Bottom Line: Acute exposure of myocytes to 10 mM sodium acetate caused a marked, but transient, decrease in systolic sarcomere shortening (1.49 ± 0.20% vs. 5.58 ± 0.49% in control), accompanied by a significant increase in diastolic sarcomere length (1.81 ± 0.01 μm vs. 1.77 ± 0.01 μm in control), with a near linear dose response in the 1-10 mM range.Unlike palmitate, acetate caused no change in action potential duration; however, acetate markedly increased mitochondrial Ca(2+) uptake.Lehninger and others have previously demonstrated that the anions of weak aliphatic acids such as acetate stimulate Ca(2+) uptake in isolated mitochondria.

View Article: PubMed Central - PubMed

Affiliation: Department of Anatomy, Physiology, and Genetics, Uniformed Services University for the Health Sciences, 4301 Jones Bridge Road, Rm. C-2114, Bethesda, 20814, MD, USA. James.Schooley@usuhs.edu.

ABSTRACT

Background: There is a close relationship between cardiovascular disease and cardiac energy metabolism, and we have previously demonstrated that palmitate inhibits myocyte contraction by increasing Kv channel activity and decreasing the action potential duration.

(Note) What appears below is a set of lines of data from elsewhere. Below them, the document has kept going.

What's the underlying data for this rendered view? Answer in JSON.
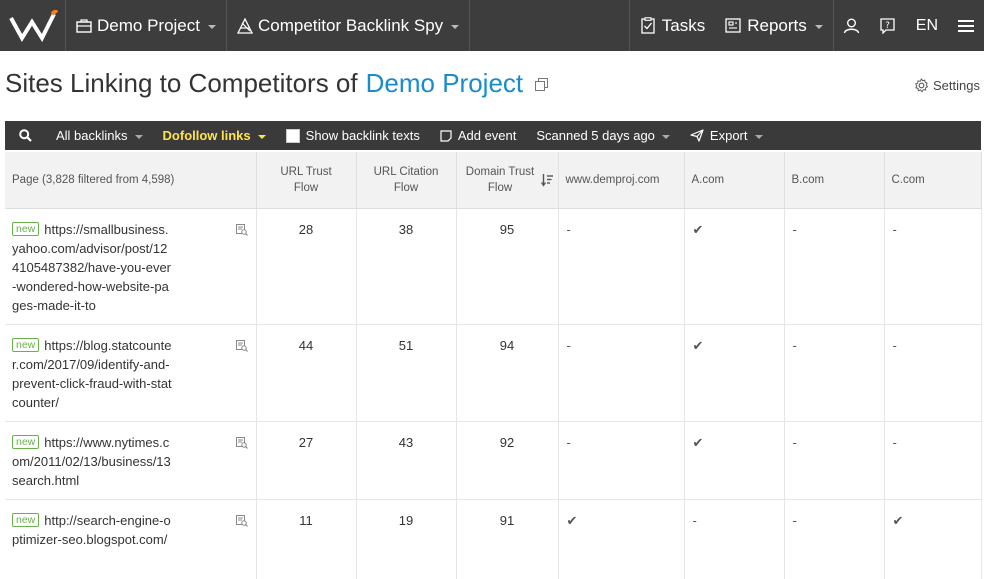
{
  "topbar": {
    "project_label": "Demo Project",
    "tool_label": "Competitor Backlink Spy",
    "tasks_label": "Tasks",
    "reports_label": "Reports",
    "lang_label": "EN"
  },
  "header": {
    "title_prefix": "Sites Linking to Competitors of",
    "title_project": "Demo Project",
    "settings_label": "Settings"
  },
  "toolbar": {
    "all_backlinks": "All backlinks",
    "dofollow": "Dofollow links",
    "show_texts": "Show backlink texts",
    "add_event": "Add event",
    "scanned": "Scanned 5 days ago",
    "export": "Export"
  },
  "table": {
    "headers": {
      "page": "Page (3,828 filtered from 4,598)",
      "url_trust": "URL Trust Flow",
      "url_citation": "URL Citation Flow",
      "domain_trust": "Domain Trust Flow",
      "c1": "www.demproj.com",
      "c2": "A.com",
      "c3": "B.com",
      "c4": "C.com"
    },
    "badge": "new",
    "rows": [
      {
        "url": "https://smallbusiness.yahoo.com/advisor/post/124105487382/have-you-ever-wondered-how-website-pages-made-it-to",
        "utf": "28",
        "ucf": "38",
        "dtf": "95",
        "c1": "-",
        "c2": "✔",
        "c3": "-",
        "c4": "-"
      },
      {
        "url": "https://blog.statcounter.com/2017/09/identify-and-prevent-click-fraud-with-statcounter/",
        "utf": "44",
        "ucf": "51",
        "dtf": "94",
        "c1": "-",
        "c2": "✔",
        "c3": "-",
        "c4": "-"
      },
      {
        "url": "https://www.nytimes.com/2011/02/13/business/13search.html",
        "utf": "27",
        "ucf": "43",
        "dtf": "92",
        "c1": "-",
        "c2": "✔",
        "c3": "-",
        "c4": "-"
      },
      {
        "url": "http://search-engine-optimizer-seo.blogspot.com/",
        "utf": "11",
        "ucf": "19",
        "dtf": "91",
        "c1": "✔",
        "c2": "-",
        "c3": "-",
        "c4": "✔"
      }
    ]
  }
}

Glucose and long chain fatty acids are the major fuel sources supporting cardiac function; however, cardiac myocytes can utilize a variety of substrates for energy generation, and previous studies demonstrate the acetate is rapidly taken up and oxidized by the heart. In this study, we tested the effects of acetate on contractile function of isolated mouse ventricular myocytes.

Results: Acute exposure of myocytes to 10 mM sodium acetate caused a marked, but transient, decrease in systolic sarcomere shortening (1.49 ± 0.20% vs. 5.58 ± 0.49% in control), accompanied by a significant increase in diastolic sarcomere length (1.81 ± 0.01 μm vs. 1.77 ± 0.01 μm in control), with a near linear dose response in the 1-10 mM range. Unlike palmitate, acetate caused no change in action potential duration; however, acetate markedly increased mitochondrial Ca(2+) uptake. Moreover, pretreatment of cells with the mitochondrial Ca(2+) uptake blocker, Ru-360 (10 μM), markedly suppressed the effect of acetate on contraction.

Conclusions: Lehninger and others have previously demonstrated that the anions of weak aliphatic acids such as acetate stimulate Ca(2+) uptake in isolated mitochondria. Here we show that this effect of acetate appears to extend to isolated cardiac myocytes where it transiently modulates cell contraction.

Show MeSH
Related in: MedlinePlus